I first spoke to him in 1991 at a Bad Manners show in Japan. He was a member of the horn section. The supporting act for the show was The Ska Flames. He was standing at the side of the stage listening to the band and was smiling and saying, “Closing my eyes, I hear the Skatalites.” I asked him if he wanted to play with the band and he said yes. But the guys were already playing and there was no way to communicate with them. I was trying to send a message with hand gestures and while doing that, Rico started wailing away and then made a surprise guest appearance and a great jam session was born.

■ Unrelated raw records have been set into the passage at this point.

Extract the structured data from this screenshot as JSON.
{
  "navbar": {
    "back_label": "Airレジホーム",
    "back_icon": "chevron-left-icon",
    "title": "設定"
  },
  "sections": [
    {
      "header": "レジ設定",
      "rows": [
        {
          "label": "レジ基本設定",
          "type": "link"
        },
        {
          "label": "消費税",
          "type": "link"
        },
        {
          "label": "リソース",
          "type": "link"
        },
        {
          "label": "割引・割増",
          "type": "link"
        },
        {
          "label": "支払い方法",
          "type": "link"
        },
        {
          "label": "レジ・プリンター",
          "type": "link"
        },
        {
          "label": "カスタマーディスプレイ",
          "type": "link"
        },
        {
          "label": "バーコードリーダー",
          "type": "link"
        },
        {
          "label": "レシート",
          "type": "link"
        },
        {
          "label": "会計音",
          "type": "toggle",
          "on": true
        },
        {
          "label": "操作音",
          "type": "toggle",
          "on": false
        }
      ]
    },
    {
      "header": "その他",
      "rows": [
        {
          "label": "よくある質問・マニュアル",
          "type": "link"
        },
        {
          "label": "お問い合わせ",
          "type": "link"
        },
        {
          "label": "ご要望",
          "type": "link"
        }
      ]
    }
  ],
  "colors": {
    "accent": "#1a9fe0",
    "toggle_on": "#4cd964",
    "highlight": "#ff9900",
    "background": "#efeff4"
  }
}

He was a teacher to younger musicians. When a band played with him, everyone in the group learned how to play. He didn’t just show them what to do through rehearsals. He taught them that you have to respond with your musical instrument and improvise. Musicianship was the most important thing to him. Not only to play good, but to play good with spirit.
What made you want to bring your exhibition to Seoul?
It was nice to find out about NST &The Soul Sauce and how they made a tribute to Rico and his music. We didn’t talk a lot, but by sharing a love for Rico through music, we had no problem communicating. I just gave them an idea – if you love Rico, why not bring my photos to Seoul and celebrate his life with my photos and your music? I always want to share some time with those loving his music and I feel like this is my mission to talk about Rico and let people know about his music. His music can add something to your life if you really listen to it.
Aside from seeing the photos at Gold Star, will you have stories to share during the exhibition with everyone who visits about the pictures, your friendship with Rico, and his music?
Yes, definitely. I’m ready to share all of the stories of me and Rico and tell about the “Wonderful World” album. After that album was released, Rico told me “You are my producer. That album was a turning point of my career.” After that recording, whenever he played, his vocals on that song became the highlight of the show. But to get back to the question, I am ready to give all I have. If you know the things behind the music, the music sounds even better and takes on much greater meaning.
Once again I urge everyone to take this opportunity to go out and meet Koichi. He’s a fascinating person to speak with. If you love music, having a drink together while talking about music and learning about Rodriguez will be a definite high point of your night.
“Legacy of Reggae History ‘Rico Rodriguez’ Photo Exhibition” finishes today at Gold Star in Hongdae. The event runs from 5 pm until 12 am (midnight) and is free. For more information, check out the Facebook event page here.